- [Material supplied]:
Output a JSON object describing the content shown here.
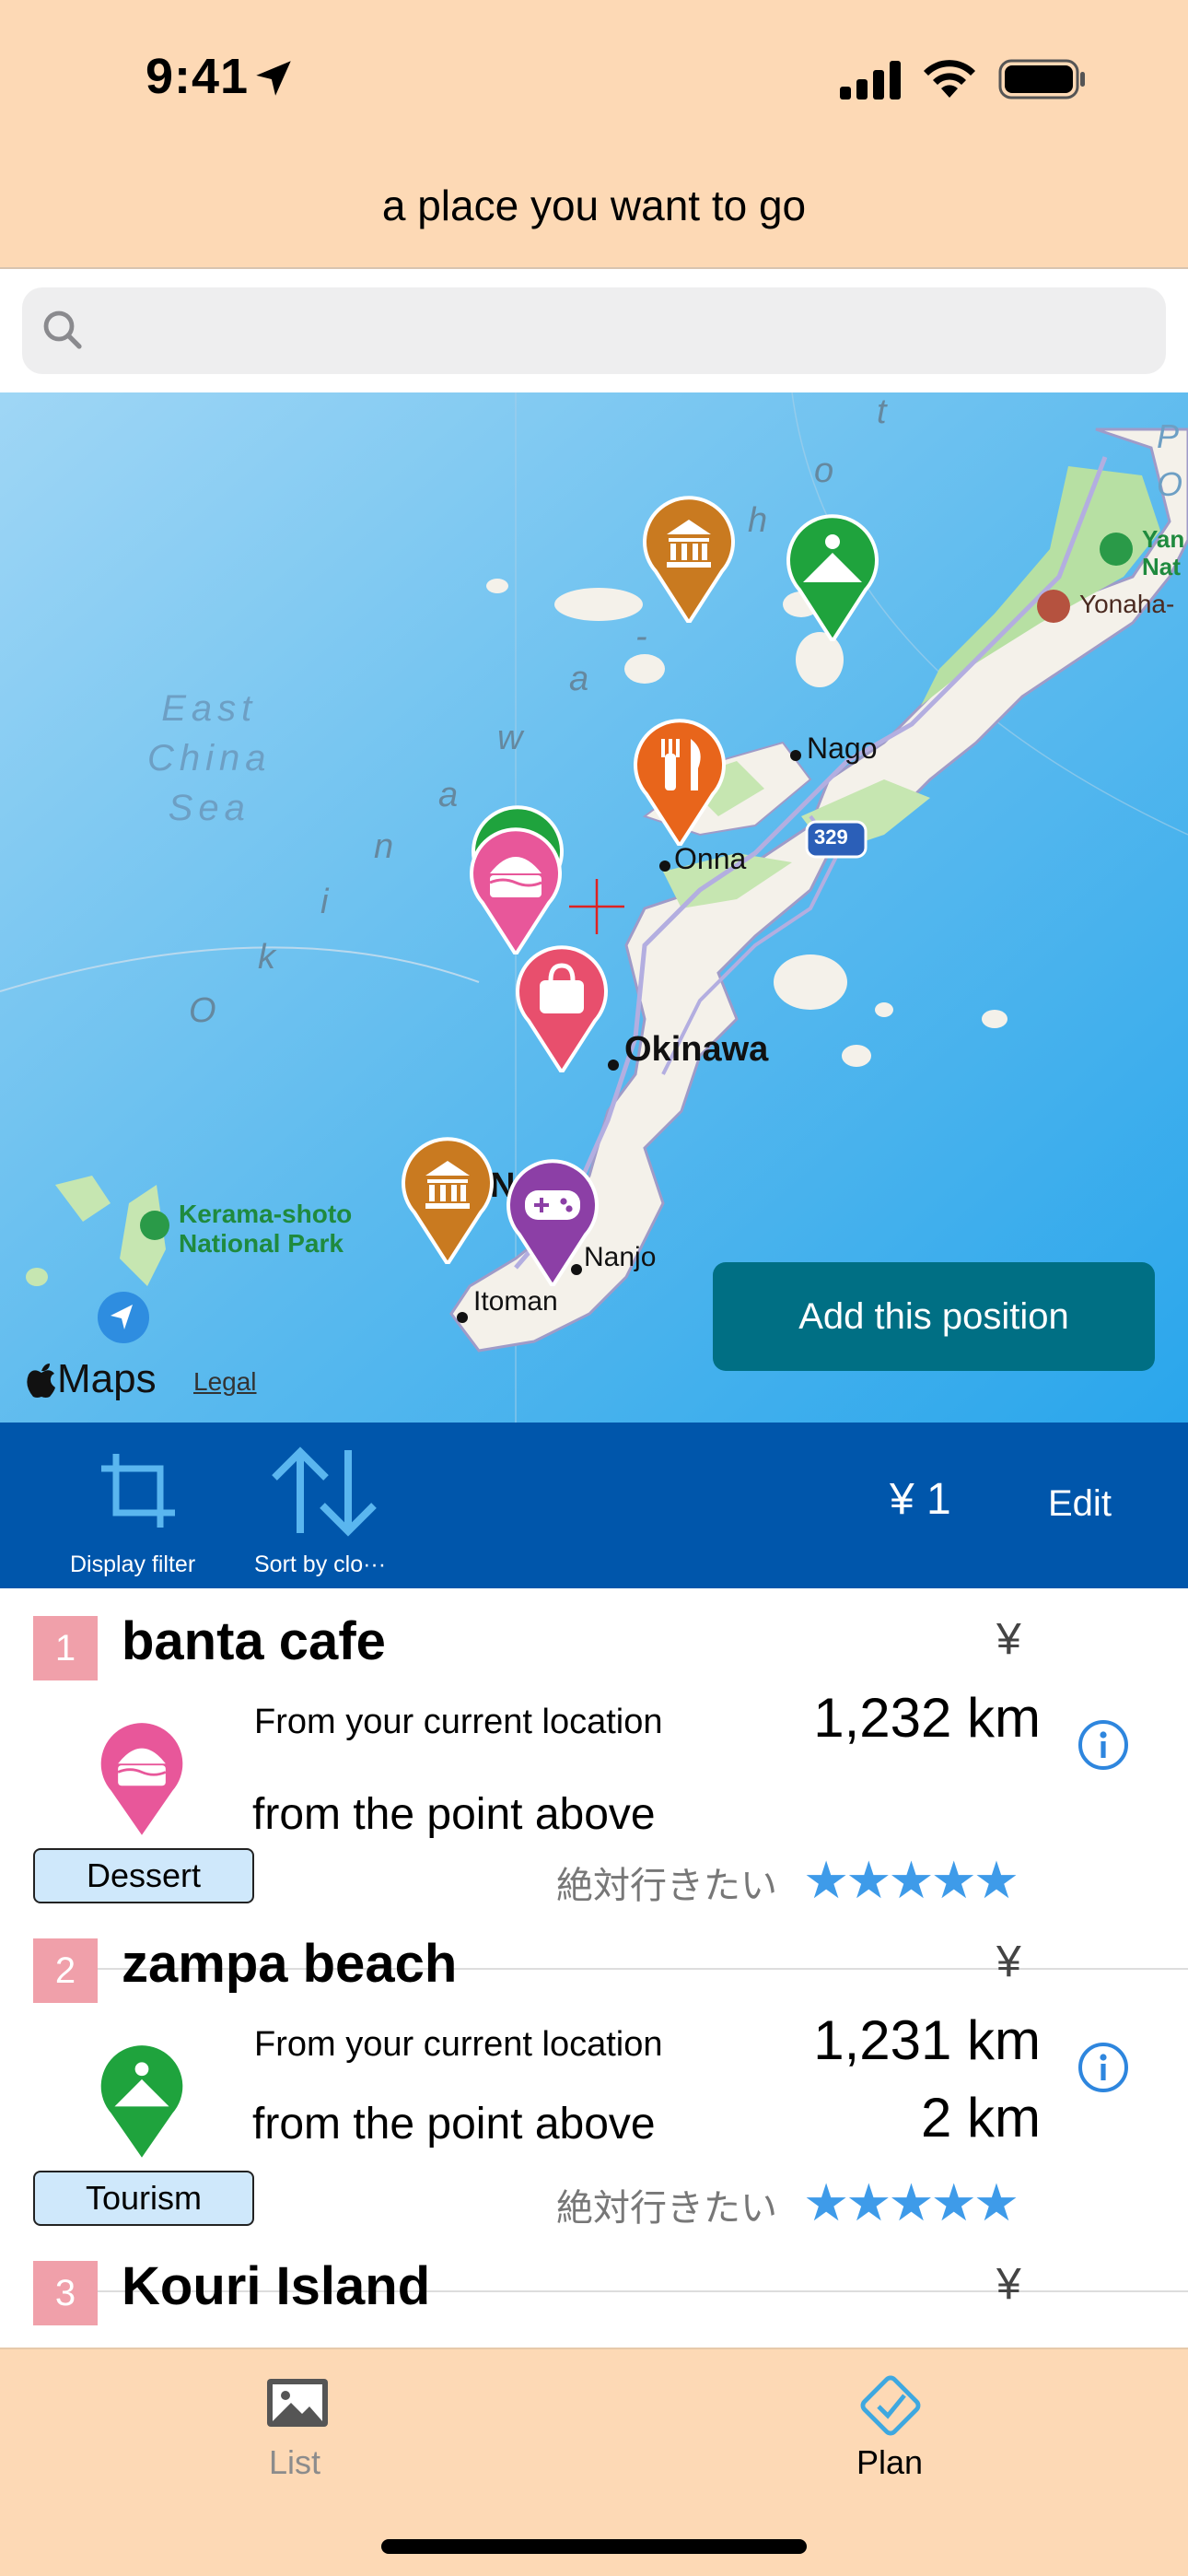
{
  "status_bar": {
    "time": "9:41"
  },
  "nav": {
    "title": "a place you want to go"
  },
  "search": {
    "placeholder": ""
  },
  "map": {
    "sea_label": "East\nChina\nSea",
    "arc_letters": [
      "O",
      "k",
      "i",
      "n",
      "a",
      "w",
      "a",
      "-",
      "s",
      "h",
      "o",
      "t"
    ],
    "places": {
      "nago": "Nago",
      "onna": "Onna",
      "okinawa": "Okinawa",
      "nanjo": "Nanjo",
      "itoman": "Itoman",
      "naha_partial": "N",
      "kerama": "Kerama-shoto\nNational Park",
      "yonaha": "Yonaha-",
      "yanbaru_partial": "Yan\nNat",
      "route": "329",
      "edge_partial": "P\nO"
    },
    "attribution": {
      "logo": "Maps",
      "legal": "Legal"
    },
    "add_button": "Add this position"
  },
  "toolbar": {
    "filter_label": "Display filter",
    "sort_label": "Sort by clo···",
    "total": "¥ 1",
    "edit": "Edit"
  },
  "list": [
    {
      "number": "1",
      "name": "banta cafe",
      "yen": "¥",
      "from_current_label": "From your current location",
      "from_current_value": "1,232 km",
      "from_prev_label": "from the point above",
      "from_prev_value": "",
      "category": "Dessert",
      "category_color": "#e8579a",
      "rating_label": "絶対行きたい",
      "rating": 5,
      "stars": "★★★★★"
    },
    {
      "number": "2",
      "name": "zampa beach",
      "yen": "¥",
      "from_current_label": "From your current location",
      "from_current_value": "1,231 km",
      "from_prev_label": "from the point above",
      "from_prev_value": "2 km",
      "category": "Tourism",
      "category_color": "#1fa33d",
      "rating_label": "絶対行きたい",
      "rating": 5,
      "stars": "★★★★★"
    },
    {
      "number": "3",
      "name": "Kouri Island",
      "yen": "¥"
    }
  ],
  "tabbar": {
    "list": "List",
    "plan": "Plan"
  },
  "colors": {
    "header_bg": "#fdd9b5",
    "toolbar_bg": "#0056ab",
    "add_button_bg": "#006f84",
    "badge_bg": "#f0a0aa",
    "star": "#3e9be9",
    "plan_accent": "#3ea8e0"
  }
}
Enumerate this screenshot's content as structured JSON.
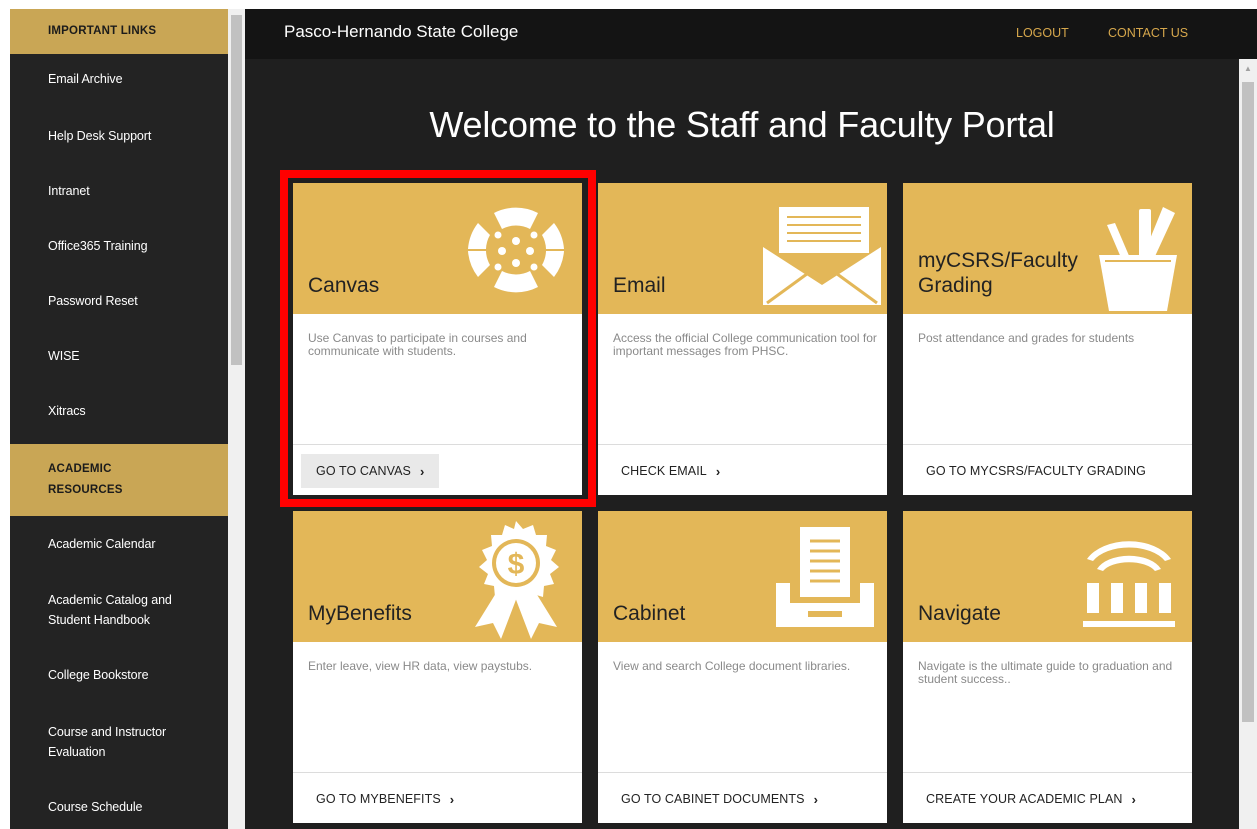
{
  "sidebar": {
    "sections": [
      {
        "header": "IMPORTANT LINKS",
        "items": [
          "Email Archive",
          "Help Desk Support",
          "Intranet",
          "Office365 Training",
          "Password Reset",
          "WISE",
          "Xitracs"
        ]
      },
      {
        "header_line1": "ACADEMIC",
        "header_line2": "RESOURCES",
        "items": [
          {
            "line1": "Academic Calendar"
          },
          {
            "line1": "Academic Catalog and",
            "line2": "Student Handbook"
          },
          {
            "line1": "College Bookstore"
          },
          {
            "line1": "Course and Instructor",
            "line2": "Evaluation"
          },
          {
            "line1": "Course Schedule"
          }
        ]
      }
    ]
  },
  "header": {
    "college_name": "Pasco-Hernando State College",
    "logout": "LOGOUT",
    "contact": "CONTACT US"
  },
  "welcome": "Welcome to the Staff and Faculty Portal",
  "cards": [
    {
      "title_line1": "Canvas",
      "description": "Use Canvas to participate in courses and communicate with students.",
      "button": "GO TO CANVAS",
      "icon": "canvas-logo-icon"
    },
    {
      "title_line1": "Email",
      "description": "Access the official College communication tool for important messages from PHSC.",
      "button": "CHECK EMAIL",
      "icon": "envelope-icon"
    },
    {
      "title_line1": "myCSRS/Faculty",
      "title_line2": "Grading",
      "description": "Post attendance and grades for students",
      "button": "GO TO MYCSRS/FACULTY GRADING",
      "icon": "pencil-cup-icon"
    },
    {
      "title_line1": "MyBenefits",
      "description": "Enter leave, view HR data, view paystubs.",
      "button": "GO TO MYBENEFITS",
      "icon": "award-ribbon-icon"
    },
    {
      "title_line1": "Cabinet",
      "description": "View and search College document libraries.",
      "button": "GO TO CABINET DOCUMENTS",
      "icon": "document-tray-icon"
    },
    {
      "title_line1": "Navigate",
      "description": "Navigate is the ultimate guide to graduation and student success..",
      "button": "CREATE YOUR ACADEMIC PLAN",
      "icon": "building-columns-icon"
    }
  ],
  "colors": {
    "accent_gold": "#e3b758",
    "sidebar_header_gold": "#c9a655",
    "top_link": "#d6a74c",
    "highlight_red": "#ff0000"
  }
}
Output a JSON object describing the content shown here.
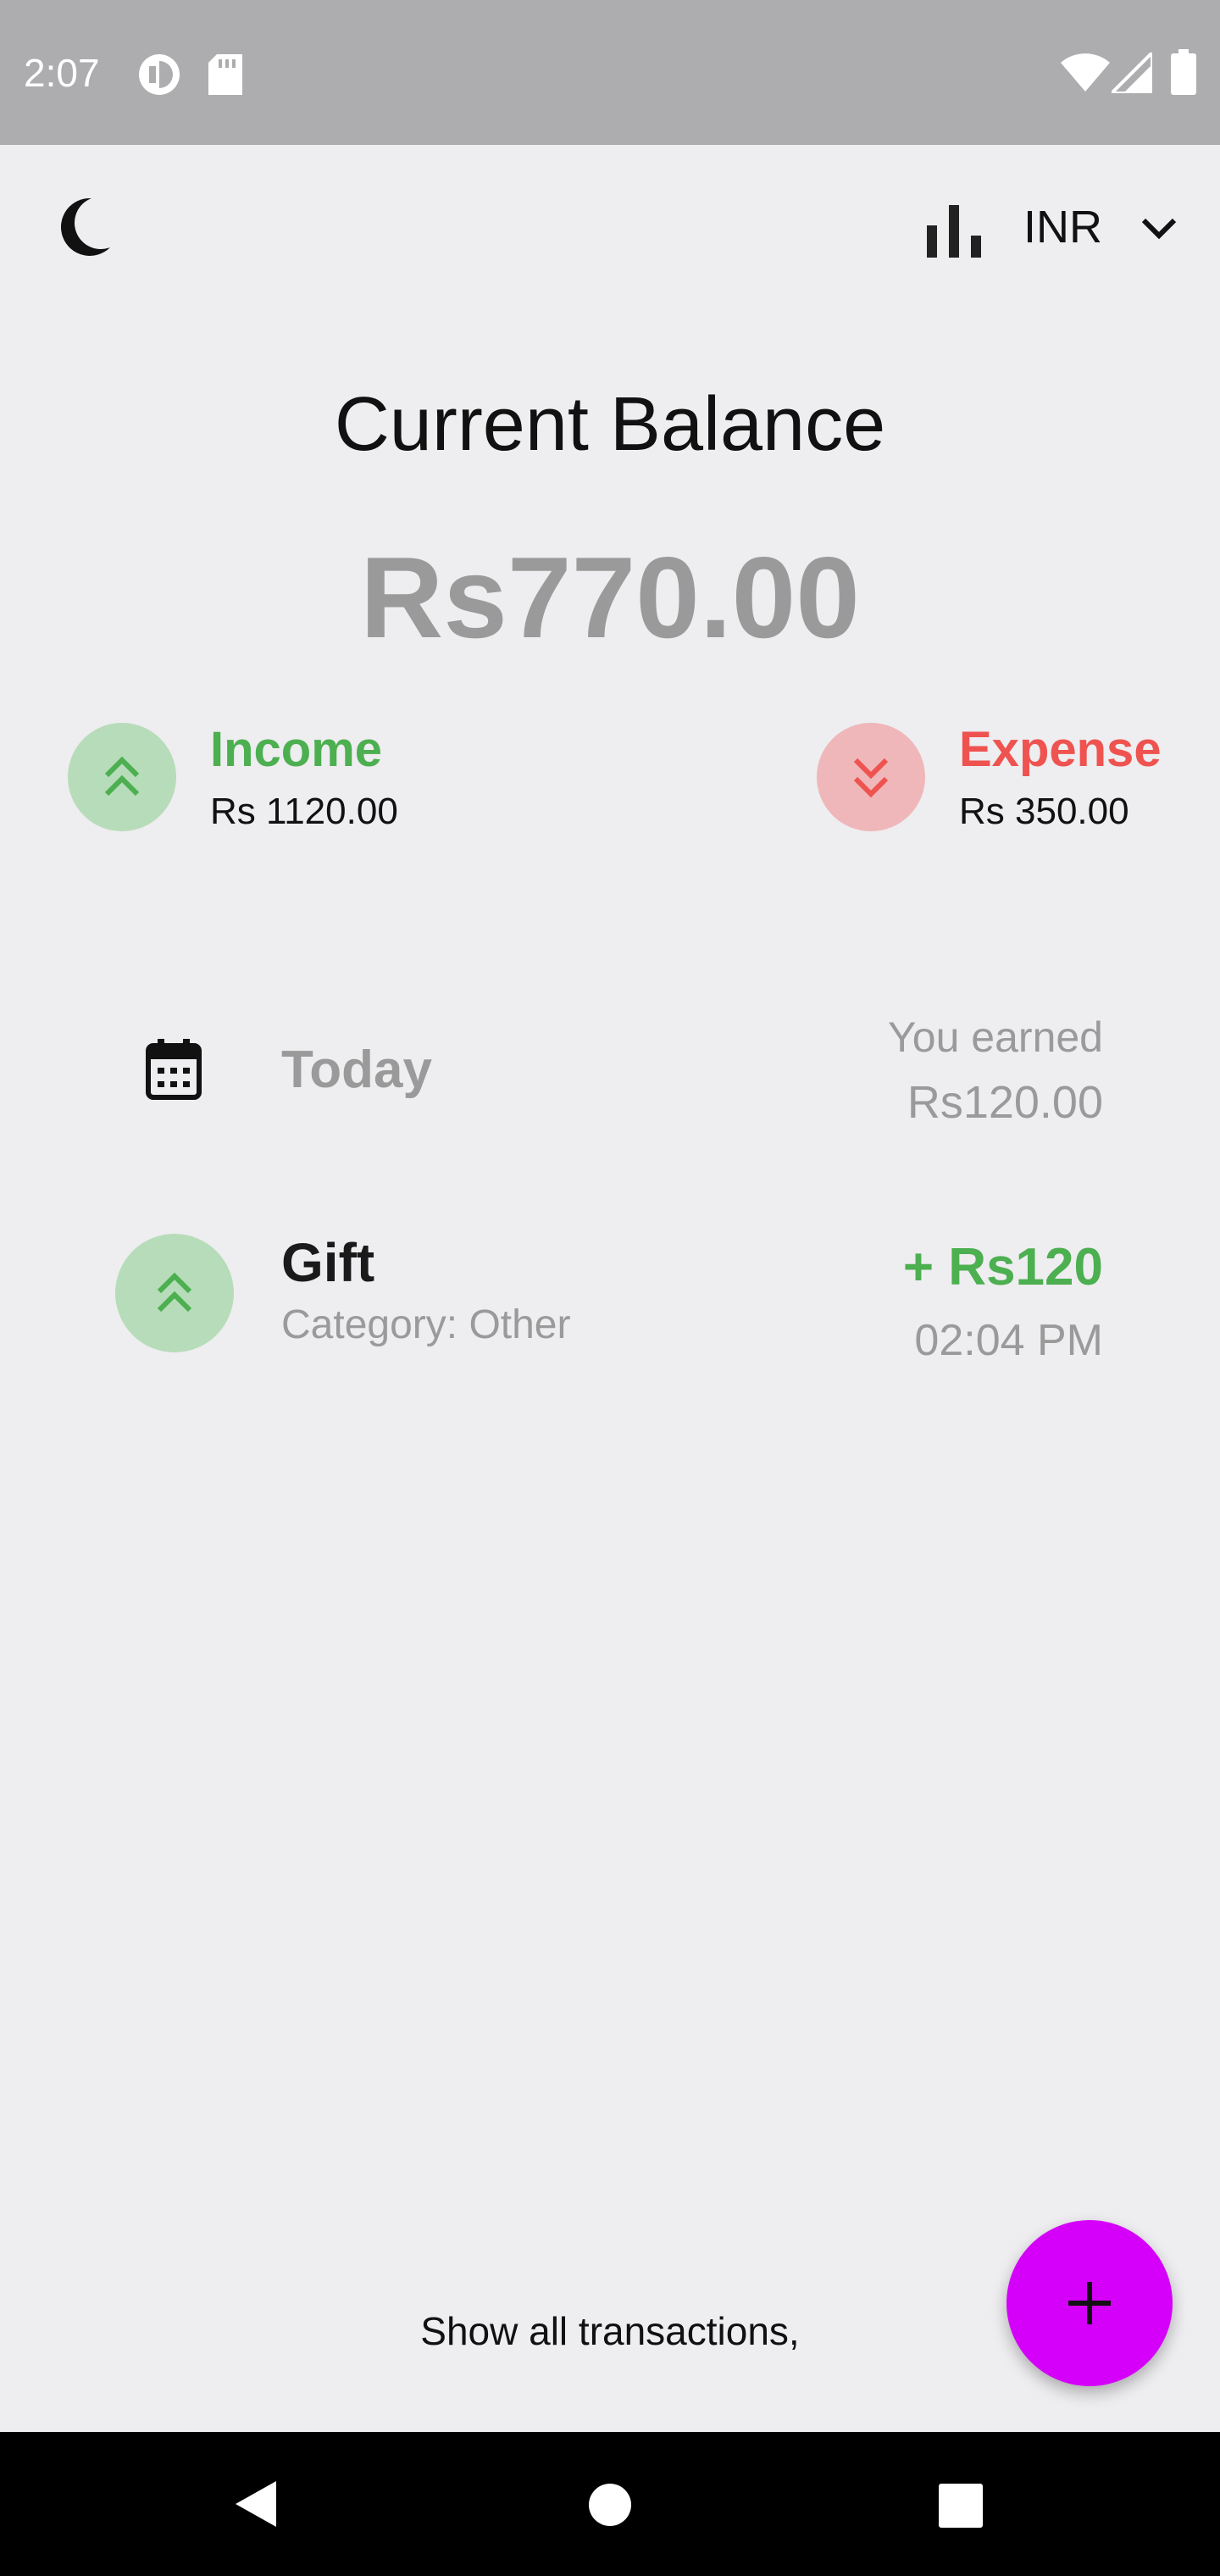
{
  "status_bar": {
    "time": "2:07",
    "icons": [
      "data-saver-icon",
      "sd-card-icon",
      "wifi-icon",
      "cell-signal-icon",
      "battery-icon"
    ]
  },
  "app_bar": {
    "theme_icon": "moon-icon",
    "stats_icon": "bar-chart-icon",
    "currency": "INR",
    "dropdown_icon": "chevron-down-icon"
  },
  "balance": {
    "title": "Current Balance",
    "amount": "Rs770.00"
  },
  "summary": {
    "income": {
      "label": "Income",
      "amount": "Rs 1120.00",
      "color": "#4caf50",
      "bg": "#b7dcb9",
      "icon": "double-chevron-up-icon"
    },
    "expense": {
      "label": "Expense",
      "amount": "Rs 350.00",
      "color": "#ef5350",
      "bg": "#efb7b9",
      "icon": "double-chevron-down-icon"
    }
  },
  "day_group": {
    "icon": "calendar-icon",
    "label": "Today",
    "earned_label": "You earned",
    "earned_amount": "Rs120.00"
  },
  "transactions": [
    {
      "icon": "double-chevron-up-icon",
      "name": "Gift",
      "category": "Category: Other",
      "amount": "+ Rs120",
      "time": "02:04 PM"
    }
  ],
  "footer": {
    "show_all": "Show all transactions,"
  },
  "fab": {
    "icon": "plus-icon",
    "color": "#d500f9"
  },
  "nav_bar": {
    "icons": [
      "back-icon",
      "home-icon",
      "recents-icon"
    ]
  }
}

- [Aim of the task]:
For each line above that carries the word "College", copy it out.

- [Answer to this exercise]:
            "line1": "College Bookstore"
    "college_name": "Pasco-Hernando State College",
      "description": "Access the official College communication tool for important messages from PHSC.",
      "description": "View and search College document libraries.",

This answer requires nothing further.